A pioneering craft in planetary science soon will celebrate its 10th anniversary. The rover Opportunity roams the surface of Mars alone, but its creators on Earth remain enthralled with what the craft discovers. Opportunity left Earth in 2003 and landed on Mars for what was planned as a 90-day mission. The rover’s sustained operation beyond its original mission is like driving a car 3 million kilometers without an oil change, one NASA official told reporters.
Opportunity has studied the sedimentary rocks of Botany Bay, above, and travels on to the ridge in the distance. The rover will sample rocks from the strata indicated in Solander Point, which are likely to reveal how conditions on Mars have changed across time.
The rover Opportunity, and the twin craft Spirit, both completed their prime missions in April 2004, but continued operating in extended missions. Spirit stopped communicating with Earth in March 2010. With Opportunity’s unexpected longevity, scientists say each day is like a brand new mission.

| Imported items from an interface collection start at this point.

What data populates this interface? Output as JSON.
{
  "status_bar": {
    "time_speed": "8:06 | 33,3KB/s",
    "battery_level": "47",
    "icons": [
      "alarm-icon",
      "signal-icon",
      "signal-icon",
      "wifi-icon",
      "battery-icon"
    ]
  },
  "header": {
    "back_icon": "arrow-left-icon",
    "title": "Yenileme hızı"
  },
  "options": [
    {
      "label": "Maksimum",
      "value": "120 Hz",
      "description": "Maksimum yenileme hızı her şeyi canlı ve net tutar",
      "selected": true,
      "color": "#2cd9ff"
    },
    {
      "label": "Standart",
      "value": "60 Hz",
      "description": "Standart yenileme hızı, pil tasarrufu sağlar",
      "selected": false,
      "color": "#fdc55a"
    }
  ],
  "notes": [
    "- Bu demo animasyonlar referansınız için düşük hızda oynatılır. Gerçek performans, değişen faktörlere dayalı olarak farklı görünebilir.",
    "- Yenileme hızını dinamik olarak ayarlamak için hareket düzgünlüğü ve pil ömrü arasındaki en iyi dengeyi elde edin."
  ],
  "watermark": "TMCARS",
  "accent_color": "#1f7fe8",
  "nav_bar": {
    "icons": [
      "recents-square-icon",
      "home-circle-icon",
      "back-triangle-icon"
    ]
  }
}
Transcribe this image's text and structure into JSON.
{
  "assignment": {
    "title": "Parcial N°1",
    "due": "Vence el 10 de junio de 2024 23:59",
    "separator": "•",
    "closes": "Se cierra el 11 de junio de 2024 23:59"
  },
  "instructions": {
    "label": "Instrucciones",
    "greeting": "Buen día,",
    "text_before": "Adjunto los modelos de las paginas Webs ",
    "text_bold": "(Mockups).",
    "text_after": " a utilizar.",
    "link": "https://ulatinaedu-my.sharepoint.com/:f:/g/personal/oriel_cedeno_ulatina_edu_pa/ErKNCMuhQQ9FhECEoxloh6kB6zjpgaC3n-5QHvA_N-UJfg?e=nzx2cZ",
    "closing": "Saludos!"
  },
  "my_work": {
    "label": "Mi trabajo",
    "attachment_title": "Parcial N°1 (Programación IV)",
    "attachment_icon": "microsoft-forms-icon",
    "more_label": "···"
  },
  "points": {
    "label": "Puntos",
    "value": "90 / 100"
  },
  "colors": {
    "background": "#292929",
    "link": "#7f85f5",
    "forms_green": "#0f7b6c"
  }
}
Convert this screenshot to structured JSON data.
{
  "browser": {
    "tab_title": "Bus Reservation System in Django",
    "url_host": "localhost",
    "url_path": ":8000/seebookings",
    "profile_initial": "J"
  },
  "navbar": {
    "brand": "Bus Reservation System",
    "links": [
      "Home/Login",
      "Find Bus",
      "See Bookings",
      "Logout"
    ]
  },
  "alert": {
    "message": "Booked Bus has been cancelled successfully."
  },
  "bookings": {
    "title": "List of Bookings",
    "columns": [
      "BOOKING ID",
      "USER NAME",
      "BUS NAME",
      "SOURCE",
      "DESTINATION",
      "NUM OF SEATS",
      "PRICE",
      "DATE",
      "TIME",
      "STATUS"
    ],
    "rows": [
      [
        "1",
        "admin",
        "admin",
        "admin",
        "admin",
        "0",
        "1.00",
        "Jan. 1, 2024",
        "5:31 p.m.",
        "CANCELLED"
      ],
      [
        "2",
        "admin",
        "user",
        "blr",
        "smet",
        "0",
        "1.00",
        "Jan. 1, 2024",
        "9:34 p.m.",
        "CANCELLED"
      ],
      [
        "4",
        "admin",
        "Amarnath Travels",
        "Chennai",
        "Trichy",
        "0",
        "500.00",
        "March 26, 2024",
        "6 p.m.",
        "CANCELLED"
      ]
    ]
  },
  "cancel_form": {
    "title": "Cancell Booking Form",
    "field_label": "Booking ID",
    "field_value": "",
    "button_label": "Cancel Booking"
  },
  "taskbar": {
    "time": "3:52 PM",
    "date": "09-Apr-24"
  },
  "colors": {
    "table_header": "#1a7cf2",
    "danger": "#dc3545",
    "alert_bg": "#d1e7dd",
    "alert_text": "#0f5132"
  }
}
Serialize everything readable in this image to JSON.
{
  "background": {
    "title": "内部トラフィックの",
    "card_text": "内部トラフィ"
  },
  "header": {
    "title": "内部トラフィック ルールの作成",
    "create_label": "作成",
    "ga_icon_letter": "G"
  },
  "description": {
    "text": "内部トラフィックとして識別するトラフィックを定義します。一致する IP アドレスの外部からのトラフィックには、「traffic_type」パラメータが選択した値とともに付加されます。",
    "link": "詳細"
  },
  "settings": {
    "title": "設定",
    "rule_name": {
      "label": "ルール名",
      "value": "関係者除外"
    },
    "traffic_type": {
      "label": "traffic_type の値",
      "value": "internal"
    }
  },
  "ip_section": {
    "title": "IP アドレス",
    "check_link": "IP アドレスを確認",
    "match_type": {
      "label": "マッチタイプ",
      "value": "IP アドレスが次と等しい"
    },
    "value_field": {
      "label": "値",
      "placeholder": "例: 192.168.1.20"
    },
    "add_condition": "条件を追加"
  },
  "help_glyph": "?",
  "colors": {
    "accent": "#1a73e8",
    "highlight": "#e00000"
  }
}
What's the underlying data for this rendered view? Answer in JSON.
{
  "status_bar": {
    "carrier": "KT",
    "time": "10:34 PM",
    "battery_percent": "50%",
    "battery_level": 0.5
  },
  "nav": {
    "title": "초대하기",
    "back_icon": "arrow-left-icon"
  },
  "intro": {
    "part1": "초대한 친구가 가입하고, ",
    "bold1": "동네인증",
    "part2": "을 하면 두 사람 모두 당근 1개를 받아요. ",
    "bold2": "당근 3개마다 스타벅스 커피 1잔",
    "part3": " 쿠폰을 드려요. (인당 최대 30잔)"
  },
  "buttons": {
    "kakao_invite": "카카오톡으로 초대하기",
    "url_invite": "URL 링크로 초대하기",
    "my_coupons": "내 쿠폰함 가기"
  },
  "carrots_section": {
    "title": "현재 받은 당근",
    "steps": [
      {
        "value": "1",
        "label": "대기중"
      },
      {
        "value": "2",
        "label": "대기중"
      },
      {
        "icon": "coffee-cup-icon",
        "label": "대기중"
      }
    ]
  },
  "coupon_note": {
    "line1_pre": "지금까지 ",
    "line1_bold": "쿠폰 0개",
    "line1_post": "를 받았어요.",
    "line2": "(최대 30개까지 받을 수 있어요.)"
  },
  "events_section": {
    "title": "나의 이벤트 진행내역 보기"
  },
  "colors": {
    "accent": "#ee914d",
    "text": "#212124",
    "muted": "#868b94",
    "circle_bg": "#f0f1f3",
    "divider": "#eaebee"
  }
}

Since 2004, the rovers have detected evidence of wet environments on ancient Mars. Opportunity recently analyzed surface material revealing that Mars’ water was chemically neutral and favorable to support life.